Auditory Organs in Insect Fossils Hint at Evolutionary Relationship between Predator and Prey
Insects have weird ears. Their seemingly random placement sometimes recalls a genetic experiment gone awry. Insect's auditory organs can be found on their stomachs, elbows—even wings.
Crickets' and katydids' ears, for instance, are on their front legs. And Dena Smith, a paleontologist from the University of Colorado at Boulder, has just published a paper in the Journal of Paleontology that found those same pinhole ears on 50-million-year-old crickets and katydids preserved in the fossil record.
Smith and her co-author Roy Plotnick from the University of Illinois at Chicago in their paleontological quests seek insect ears in the fossil record—organs that may reveal telltale hints of evolutionary history.
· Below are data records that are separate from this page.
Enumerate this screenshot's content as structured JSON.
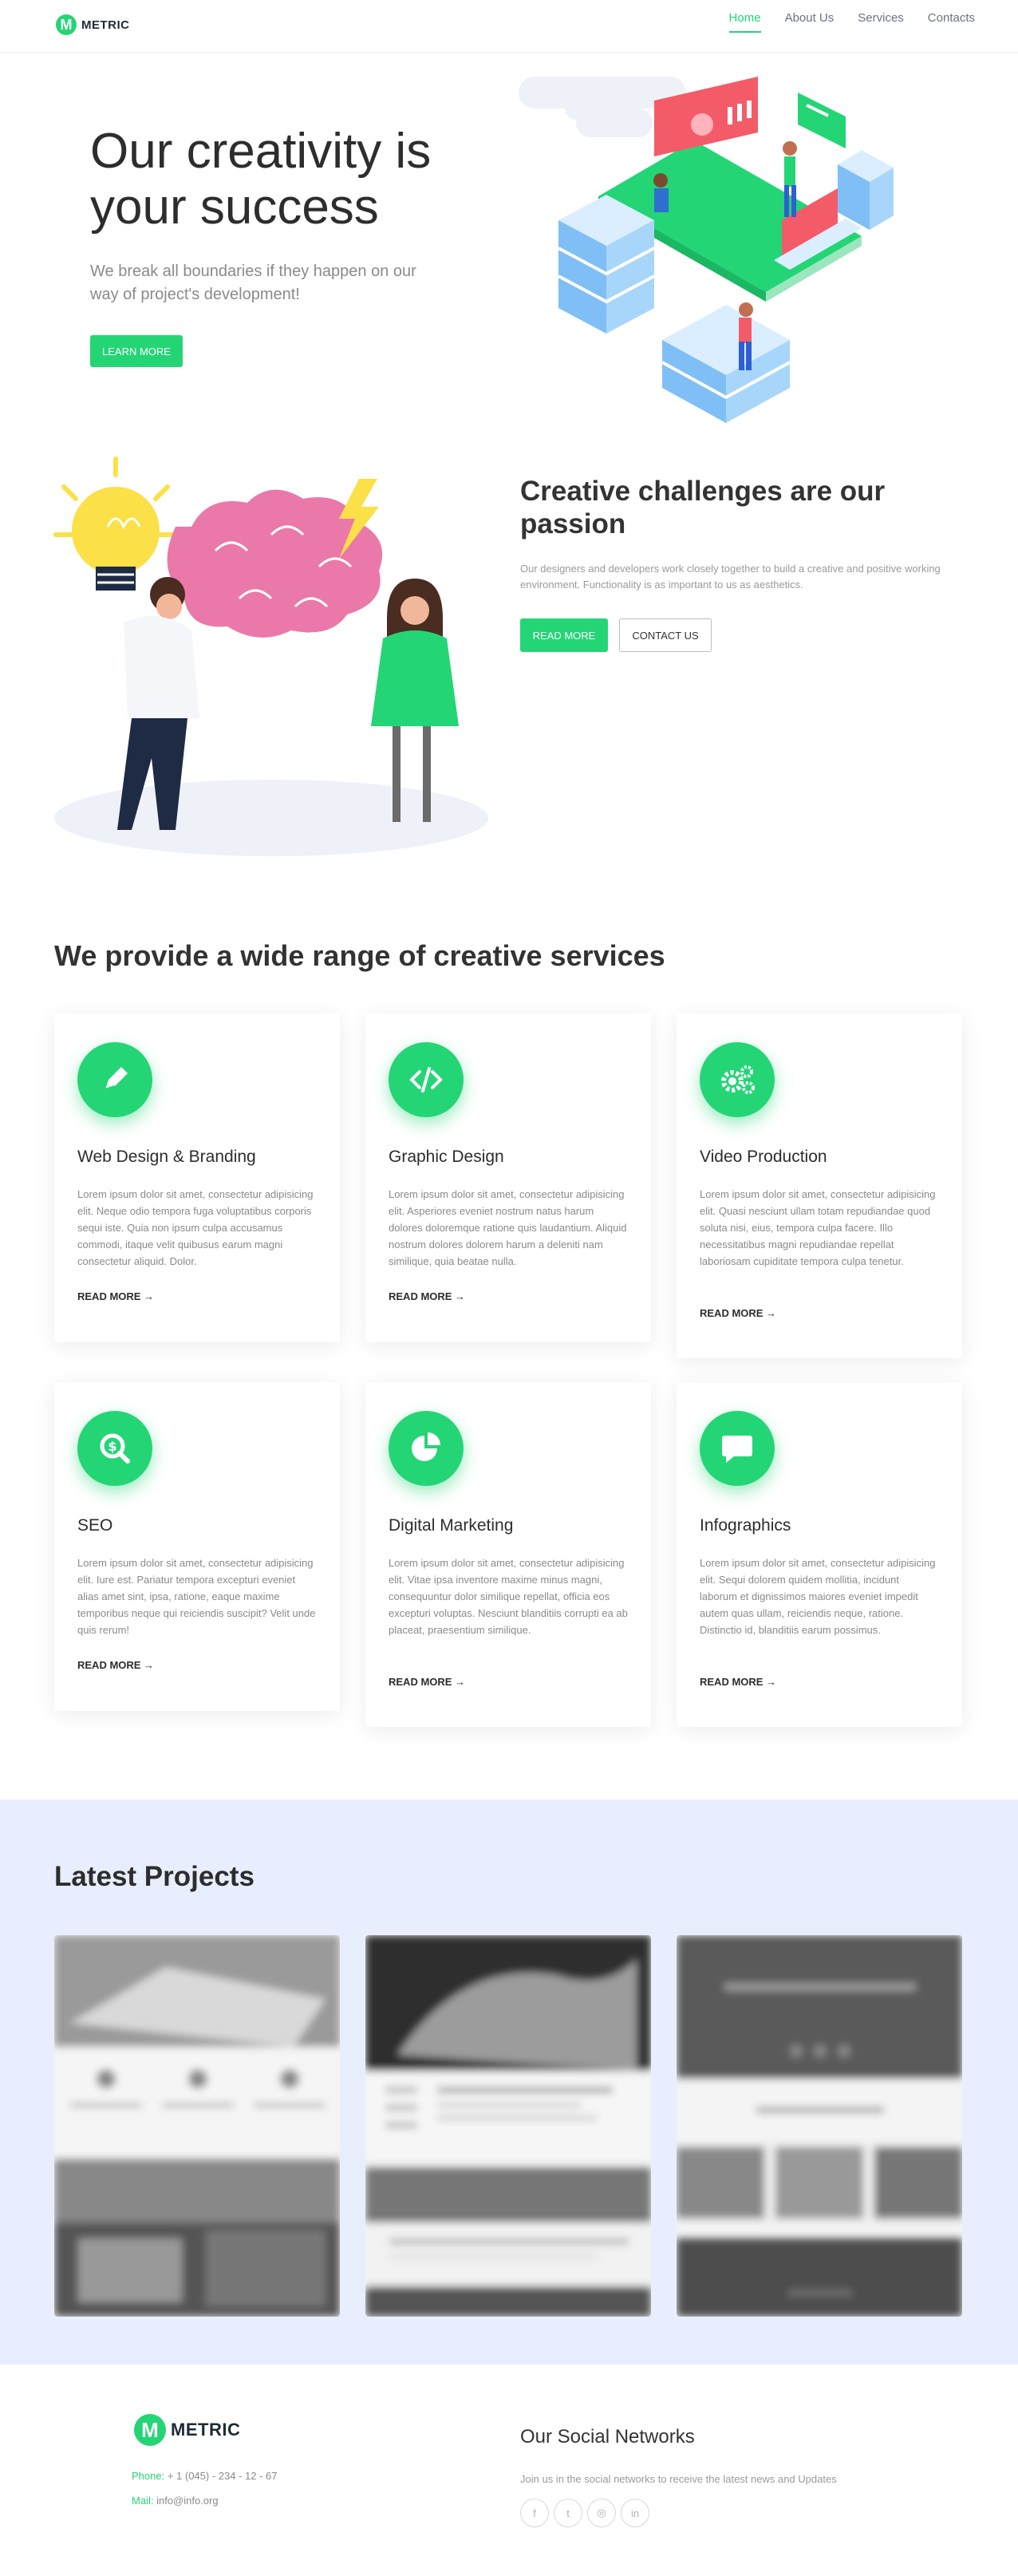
{
  "brand": {
    "name": "METRIC",
    "mark": "M"
  },
  "nav": {
    "items": [
      "Home",
      "About Us",
      "Services",
      "Contacts"
    ],
    "active": 0
  },
  "hero": {
    "title": "Our creativity is your success",
    "subtitle": "We break all boundaries if they happen on our way of project's development!",
    "button": "LEARN MORE"
  },
  "passion": {
    "title": "Creative challenges are our passion",
    "text": "Our designers and developers work closely together to build a creative and positive working environment. Functionality is as important to us as aesthetics.",
    "primary_button": "READ MORE",
    "secondary_button": "CONTACT US"
  },
  "services": {
    "title": "We provide a wide range of creative services",
    "read_more": "READ MORE →",
    "items": [
      {
        "icon": "pencil-icon",
        "title": "Web Design & Branding",
        "text": "Lorem ipsum dolor sit amet, consectetur adipisicing elit. Neque odio tempora fuga voluptatibus corporis sequi iste. Quia non ipsum culpa accusamus commodi, itaque velit quibusus earum magni consectetur aliquid. Dolor."
      },
      {
        "icon": "code-icon",
        "title": "Graphic Design",
        "text": "Lorem ipsum dolor sit amet, consectetur adipisicing elit. Asperiores eveniet nostrum natus harum dolores doloremque ratione quis laudantium. Aliquid nostrum dolores dolorem harum a deleniti nam similique, quia beatae nulla."
      },
      {
        "icon": "gears-icon",
        "title": "Video Production",
        "text": "Lorem ipsum dolor sit amet, consectetur adipisicing elit. Quasi nesciunt ullam totam repudiandae quod soluta nisi, eius, tempora culpa facere. Illo necessitatibus magni repudiandae repellat laboriosam cupiditate tempora culpa tenetur."
      },
      {
        "icon": "search-dollar-icon",
        "title": "SEO",
        "text": "Lorem ipsum dolor sit amet, consectetur adipisicing elit. Iure est. Pariatur tempora excepturi eveniet alias amet sint, ipsa, ratione, eaque maxime temporibus neque qui reiciendis suscipit? Velit unde quis rerum!"
      },
      {
        "icon": "pie-chart-icon",
        "title": "Digital Marketing",
        "text": "Lorem ipsum dolor sit amet, consectetur adipisicing elit. Vitae ipsa inventore maxime minus magni, consequuntur dolor similique repellat, officia eos excepturi voluptas. Nesciunt blanditiis corrupti ea ab placeat, praesentium similique."
      },
      {
        "icon": "comment-icon",
        "title": "Infographics",
        "text": "Lorem ipsum dolor sit amet, consectetur adipisicing elit. Sequi dolorem quidem mollitia, incidunt laborum et dignissimos maiores eveniet impedit autem quas ullam, reiciendis neque, ratione. Distinctio id, blanditiis earum possimus."
      }
    ]
  },
  "projects": {
    "title": "Latest Projects"
  },
  "footer": {
    "phone_label": "Phone:",
    "phone": "+ 1 (045) - 234 - 12 - 67",
    "mail_label": "Mail:",
    "mail": "info@info.org",
    "social_title": "Our Social Networks",
    "social_text": "Join us in the social networks to receive the latest news and Updates",
    "social": [
      {
        "icon": "facebook-icon",
        "glyph": "f"
      },
      {
        "icon": "twitter-icon",
        "glyph": "t"
      },
      {
        "icon": "instagram-icon",
        "glyph": "◎"
      },
      {
        "icon": "linkedin-icon",
        "glyph": "in"
      }
    ]
  },
  "colors": {
    "accent": "#24d576",
    "band": "#e8eefd",
    "brain": "#ea79a9",
    "bulb": "#fbe048"
  }
}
Although they knew that the insects had ears back then, they were not sure how easy it would be to find them in fossils. "It hadn't really been documented before that you could find them" Smith says. But in fact, they found their ear hunt easier than expected on Eocene epoch specimens from Colorado, Wyoming and Utah. Cricket and katydid ears are visible to the naked eye as little pinholes on the insects' front legs. The hardest part was finding fossils in which the legs were still intact, and not covered by the wings.
It's a bit counterintuitive, Plotnick says, but they often do not want the best fossils. "The classic, 'my god what a gorgeous fossil,' is beautiful to look at," he says, "but it's too complete, the ears are hidden." But once the legs are showing, Smith says, it was clear. "For those who did have legs, we could see the ears—no problem."
Now that they know they can spot the ears, Plotnick and Smith hope to start looking at the ways in which the interaction between predator and prey shaped insect evolution. Katydids and crickets communicated with one another long before bats—über insect predators—arrived on the scene, so the insects' ears were already well formed. But other species like moths are thought to have evolved ears solely in response to bats. "Anything that flies at night has to worry about bats—but that wasn't true before bats evolved," Plotnick says*. Now that they know they can find fossilized ears, they can start looking for them on specimens like moths and grasshoppers, to see how evolution proceeded after the arrival of bats—the master echolocators—complicated their lives.
— Rose Eveleth
*Editor's Note (1/10/12): This sentence was revised after posting.